We encourage companies to adopt the following practices designed to increase women’s representation:
Evaluation and Recruitment: The Nomination Committee should conduct a structured evaluation of the Board of directors on an annual basis to identify ways to strengthen the board’s effectiveness, to assess gender balance, and to highlight gaps between the skills and background of existing directors and their optimal mix.
The Nomination Committee should also develop a succession plan for the board, recognising that new director recruitment should be conducted strategically to help replace the skill-sets of retiring directors.
The committee should report to the full board on how it takes gender diversity into account when nominating candidates to the Board. The Nomination Committee should identify and recommend candidates for new board members and the committee should seek a gender-diverse candidate slate, alongside age, background and experience. This will ensure that new directors are chosen from the widest possible group of qualified candidates.
The Board should include an annual assessment of its own performance in achieving greater female representation within its own ranks as well as within senior management. Given the important strategic value of gender diversity, the Board should also assess the performance of management in implementing gender diversity policies not just within senior management but across the company’s entire operations.
The Board should consider requiring the relevant Board committee to address gender diversity and talent management as an explicit element of its oversight work, and to report to shareholders specifically on this.
Implementation and Culture: Companies should establish programmes to address any failures to deliver levels of diversity that reflect the relevant wider society. Programmes to enable and encourage gender diversity throughout the organisation should encompass:
- Appropriately tailored recruitment policies
- On-going skills development and mentoring
- Human capital strategy development
- Flexible working and telecommuting opportunitiesIn order to be an effective and open organisation which draws on the skills and talents of all members of society, companies need to have in place approaches to gender diversity throughout their business. Doing so will deliver confidence to investors that this is an issue which management takes with genuine and appropriate seriousness.
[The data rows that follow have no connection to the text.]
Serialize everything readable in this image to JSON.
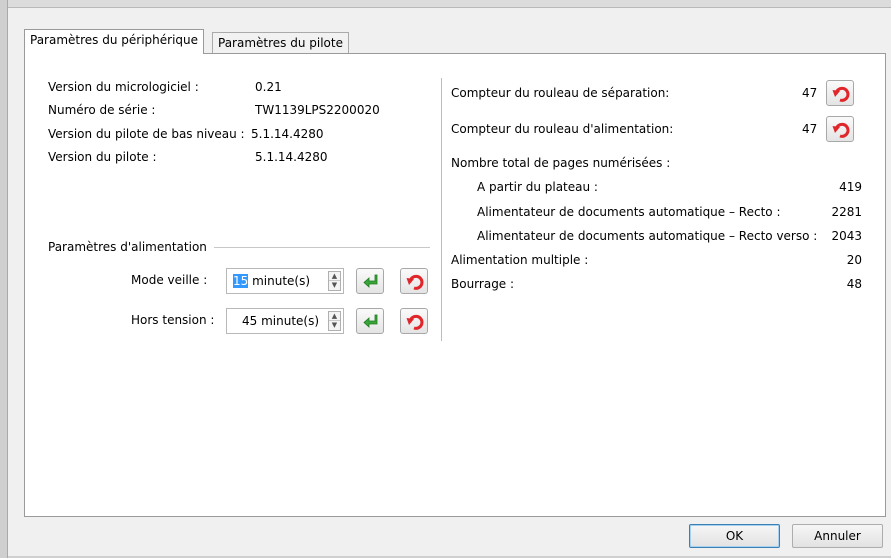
{
  "tabs": [
    {
      "label": "Paramètres du périphérique"
    },
    {
      "label": "Paramètres du pilote"
    }
  ],
  "info": [
    {
      "label": "Version du micrologiciel :",
      "value": "0.21"
    },
    {
      "label": "Numéro de série :",
      "value": "TW1139LPS2200020"
    },
    {
      "label": "Version du pilote de bas niveau :",
      "value": "5.1.14.4280"
    },
    {
      "label": "Version du pilote :",
      "value": "5.1.14.4280"
    }
  ],
  "power": {
    "group_title": "Paramètres d'alimentation",
    "sleep": {
      "label": "Mode veille :",
      "value_selected": "15",
      "unit": " minute(s)"
    },
    "off": {
      "label": "Hors tension :",
      "value": "45",
      "unit": " minute(s)"
    }
  },
  "counters": {
    "separation": {
      "label": "Compteur du rouleau de séparation:",
      "value": "47"
    },
    "feed": {
      "label": "Compteur du rouleau d'alimentation:",
      "value": "47"
    },
    "total_label": "Nombre total de pages numérisées :",
    "flatbed": {
      "label": "A partir du plateau :",
      "value": "419"
    },
    "adf_simplex": {
      "label": "Alimentateur de documents automatique – Recto :",
      "value": "2281"
    },
    "adf_duplex": {
      "label": "Alimentateur de documents automatique – Recto verso :",
      "value": "2043"
    },
    "multifeed": {
      "label": "Alimentation multiple :",
      "value": "20"
    },
    "jam": {
      "label": "Bourrage :",
      "value": "48"
    }
  },
  "buttons": {
    "ok": "OK",
    "cancel": "Annuler"
  },
  "colors": {
    "apply_green": "#3aa53a",
    "reset_red": "#e0262b",
    "selection": "#3399ff"
  },
  "icons": {
    "apply": "green-enter-arrow-icon",
    "reset": "red-undo-arrow-icon"
  }
}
This will make it more likely that investors will also have confidence that a gender diverse Board is actually able to be effective.
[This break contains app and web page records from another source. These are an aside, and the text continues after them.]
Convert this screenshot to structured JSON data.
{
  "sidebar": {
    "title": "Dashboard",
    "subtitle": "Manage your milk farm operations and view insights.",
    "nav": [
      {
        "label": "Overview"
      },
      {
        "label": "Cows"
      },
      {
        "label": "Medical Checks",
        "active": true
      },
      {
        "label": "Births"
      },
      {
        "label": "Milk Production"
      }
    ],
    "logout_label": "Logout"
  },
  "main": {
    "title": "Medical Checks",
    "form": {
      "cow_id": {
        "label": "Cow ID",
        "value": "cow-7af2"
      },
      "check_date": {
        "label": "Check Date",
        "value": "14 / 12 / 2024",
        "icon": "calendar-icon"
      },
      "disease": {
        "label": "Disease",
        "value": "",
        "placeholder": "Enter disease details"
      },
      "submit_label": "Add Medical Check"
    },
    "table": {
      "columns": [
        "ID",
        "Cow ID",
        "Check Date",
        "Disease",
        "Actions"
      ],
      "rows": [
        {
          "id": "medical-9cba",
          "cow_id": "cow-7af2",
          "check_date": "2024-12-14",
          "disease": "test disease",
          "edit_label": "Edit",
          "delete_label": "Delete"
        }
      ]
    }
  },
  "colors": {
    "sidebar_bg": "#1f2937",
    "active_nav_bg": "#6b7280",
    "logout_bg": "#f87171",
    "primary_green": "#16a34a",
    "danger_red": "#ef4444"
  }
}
- The natural development of gender diverse staff through the organisation will help lead in due course to gender diversity at executive Board and full Board levels. This will provide further skilled and able non-executive women directors for other Boards.
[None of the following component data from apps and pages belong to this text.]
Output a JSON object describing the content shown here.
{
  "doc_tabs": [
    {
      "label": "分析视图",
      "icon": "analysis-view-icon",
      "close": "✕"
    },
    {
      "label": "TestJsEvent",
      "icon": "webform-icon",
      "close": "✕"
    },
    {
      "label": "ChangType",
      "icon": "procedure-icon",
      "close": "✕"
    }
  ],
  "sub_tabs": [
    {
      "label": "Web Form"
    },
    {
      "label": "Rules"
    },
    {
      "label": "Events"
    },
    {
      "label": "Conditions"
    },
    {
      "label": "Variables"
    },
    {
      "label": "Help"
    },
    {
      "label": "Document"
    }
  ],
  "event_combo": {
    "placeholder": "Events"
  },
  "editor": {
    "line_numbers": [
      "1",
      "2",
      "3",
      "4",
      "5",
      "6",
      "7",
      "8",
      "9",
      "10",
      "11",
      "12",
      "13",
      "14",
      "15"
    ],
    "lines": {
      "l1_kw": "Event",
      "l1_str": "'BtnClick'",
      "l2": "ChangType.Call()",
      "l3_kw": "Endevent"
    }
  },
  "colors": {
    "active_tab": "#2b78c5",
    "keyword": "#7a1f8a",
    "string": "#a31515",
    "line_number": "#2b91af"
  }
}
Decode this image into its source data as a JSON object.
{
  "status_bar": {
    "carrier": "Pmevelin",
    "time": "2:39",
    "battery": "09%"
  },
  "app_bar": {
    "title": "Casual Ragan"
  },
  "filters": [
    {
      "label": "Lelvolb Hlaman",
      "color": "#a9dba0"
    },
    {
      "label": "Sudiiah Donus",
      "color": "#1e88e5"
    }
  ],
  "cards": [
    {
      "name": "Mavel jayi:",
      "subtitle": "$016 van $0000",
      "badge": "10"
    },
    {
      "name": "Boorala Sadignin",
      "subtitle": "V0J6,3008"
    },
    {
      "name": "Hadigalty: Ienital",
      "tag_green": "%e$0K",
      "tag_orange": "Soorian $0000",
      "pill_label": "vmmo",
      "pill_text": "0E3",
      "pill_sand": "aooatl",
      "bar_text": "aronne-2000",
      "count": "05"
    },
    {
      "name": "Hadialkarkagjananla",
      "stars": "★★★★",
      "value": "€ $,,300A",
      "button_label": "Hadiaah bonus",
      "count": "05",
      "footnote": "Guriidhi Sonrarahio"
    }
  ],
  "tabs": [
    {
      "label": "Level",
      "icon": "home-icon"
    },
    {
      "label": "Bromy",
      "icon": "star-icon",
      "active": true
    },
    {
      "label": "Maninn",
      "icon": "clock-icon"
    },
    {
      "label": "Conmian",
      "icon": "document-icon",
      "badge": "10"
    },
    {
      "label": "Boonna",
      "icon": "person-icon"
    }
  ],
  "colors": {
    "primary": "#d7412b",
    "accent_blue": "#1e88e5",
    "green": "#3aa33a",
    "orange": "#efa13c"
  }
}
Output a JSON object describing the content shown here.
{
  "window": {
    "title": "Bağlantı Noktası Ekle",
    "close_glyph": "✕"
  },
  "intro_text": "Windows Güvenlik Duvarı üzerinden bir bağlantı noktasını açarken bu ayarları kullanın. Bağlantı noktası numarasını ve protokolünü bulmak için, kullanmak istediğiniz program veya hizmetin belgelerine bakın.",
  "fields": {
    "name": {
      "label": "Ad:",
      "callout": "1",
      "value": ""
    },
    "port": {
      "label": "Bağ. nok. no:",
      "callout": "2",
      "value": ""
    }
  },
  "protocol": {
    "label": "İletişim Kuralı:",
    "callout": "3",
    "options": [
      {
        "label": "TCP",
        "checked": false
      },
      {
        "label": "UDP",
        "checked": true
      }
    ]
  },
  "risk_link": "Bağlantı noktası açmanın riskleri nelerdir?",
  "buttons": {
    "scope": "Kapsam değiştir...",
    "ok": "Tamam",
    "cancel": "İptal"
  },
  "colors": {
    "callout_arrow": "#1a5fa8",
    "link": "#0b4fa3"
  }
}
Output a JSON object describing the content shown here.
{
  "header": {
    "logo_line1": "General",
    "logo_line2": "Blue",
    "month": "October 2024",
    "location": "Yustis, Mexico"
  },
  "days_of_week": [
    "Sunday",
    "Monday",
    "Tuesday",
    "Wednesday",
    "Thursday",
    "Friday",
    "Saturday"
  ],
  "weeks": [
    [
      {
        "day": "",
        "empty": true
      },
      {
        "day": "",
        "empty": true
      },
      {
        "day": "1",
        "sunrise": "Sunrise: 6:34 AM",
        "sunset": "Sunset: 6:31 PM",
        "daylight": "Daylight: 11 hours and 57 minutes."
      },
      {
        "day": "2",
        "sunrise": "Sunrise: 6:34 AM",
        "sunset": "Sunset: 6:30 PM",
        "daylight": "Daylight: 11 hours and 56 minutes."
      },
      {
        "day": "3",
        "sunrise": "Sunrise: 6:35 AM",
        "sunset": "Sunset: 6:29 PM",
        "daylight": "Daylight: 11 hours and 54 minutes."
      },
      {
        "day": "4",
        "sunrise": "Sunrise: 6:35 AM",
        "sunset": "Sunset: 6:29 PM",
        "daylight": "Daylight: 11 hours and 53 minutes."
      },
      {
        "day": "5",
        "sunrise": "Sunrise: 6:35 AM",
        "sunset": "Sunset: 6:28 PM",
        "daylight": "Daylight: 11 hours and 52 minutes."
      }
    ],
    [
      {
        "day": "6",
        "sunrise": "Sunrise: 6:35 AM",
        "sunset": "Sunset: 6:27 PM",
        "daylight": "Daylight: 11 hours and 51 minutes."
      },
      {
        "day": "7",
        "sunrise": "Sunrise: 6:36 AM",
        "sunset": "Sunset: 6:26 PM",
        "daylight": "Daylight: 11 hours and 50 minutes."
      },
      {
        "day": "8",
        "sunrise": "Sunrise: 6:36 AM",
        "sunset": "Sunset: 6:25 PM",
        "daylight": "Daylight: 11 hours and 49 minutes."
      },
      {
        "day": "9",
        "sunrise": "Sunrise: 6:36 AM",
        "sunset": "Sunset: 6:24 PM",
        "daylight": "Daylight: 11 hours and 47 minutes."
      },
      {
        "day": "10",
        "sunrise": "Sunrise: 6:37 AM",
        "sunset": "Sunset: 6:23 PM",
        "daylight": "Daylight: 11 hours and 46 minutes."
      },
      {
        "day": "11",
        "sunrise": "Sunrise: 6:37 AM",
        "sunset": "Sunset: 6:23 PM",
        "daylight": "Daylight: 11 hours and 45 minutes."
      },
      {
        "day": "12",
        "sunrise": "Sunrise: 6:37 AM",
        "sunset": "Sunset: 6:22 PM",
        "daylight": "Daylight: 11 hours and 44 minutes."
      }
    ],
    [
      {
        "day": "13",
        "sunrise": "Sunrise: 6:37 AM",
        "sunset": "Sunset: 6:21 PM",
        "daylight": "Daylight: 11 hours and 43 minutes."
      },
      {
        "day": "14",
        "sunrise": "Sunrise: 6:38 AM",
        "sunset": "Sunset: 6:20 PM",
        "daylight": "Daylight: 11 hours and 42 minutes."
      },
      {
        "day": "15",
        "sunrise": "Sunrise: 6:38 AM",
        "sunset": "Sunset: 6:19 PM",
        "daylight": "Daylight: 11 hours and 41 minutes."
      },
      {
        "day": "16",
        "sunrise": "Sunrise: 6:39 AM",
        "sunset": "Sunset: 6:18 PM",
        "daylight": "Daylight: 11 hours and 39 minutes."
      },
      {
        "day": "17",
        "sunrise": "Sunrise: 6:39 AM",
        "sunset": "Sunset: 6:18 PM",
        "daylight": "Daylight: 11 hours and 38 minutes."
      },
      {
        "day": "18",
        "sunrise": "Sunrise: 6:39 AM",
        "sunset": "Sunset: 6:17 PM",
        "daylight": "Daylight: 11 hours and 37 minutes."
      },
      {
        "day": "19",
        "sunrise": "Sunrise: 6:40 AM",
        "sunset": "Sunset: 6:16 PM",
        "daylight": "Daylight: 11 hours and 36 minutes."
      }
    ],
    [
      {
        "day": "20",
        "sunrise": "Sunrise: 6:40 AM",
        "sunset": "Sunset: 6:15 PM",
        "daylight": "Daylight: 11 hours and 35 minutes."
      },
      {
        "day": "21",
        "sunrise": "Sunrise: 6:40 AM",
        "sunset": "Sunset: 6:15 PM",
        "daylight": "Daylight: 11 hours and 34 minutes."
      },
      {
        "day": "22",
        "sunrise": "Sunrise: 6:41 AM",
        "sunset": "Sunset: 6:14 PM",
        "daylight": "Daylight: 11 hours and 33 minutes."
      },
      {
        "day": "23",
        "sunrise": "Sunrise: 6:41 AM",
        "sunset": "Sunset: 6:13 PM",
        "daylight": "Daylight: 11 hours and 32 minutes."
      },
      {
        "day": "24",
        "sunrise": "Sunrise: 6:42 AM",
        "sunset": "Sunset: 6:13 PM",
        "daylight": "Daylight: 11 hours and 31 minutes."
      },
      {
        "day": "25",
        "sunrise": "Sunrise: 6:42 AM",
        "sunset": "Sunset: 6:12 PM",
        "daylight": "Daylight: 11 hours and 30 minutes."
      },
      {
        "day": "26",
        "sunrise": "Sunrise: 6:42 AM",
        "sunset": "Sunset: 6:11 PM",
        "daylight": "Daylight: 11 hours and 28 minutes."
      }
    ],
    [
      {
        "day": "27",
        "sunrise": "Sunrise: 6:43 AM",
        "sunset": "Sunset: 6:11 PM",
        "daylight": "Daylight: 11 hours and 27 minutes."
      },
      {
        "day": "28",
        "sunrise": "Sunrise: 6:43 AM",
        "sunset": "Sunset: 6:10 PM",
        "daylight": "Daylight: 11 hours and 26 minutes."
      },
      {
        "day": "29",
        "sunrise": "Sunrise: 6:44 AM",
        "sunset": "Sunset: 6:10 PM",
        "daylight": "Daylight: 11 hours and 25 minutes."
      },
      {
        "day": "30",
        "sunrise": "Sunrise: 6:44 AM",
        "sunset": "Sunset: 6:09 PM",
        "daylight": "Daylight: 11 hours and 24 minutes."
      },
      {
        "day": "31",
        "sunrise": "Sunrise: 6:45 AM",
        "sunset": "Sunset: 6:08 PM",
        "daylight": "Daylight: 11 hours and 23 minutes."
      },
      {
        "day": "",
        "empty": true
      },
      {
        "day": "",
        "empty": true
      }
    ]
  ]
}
- Making female executives available for non-executive roles on other companies’ Boards should be part of their development programme to accelerate the visibility and board-level skills of these executives.
Roles of Advisors: Recruitment agencies should be challenged by Nomination Committees to look outside the common channels and existing networks to source female candidates. We encourage companies to advertise board vacancies in national and international media.
Recruitment advisors should take advantage of the numerous, databases of board-qualified women and they should expect recruiters to broaden their own proprietary databases to include more female candidates. These candidates should include women with senior operating and executive backgrounds, even though they may not have served as CEOs.
The OSC may think it relevant to include the results of ICGN’s members survey on gender diversity (conducted in November 2012), included below as an annex, to its paper so as to support its position on gender diversity. We note that the OSC has not discussed the desirability, or not, of introducing binding quotas to improve the representation of women on boards and in senior management, an option which many of OSC’s respondents may propose to be included.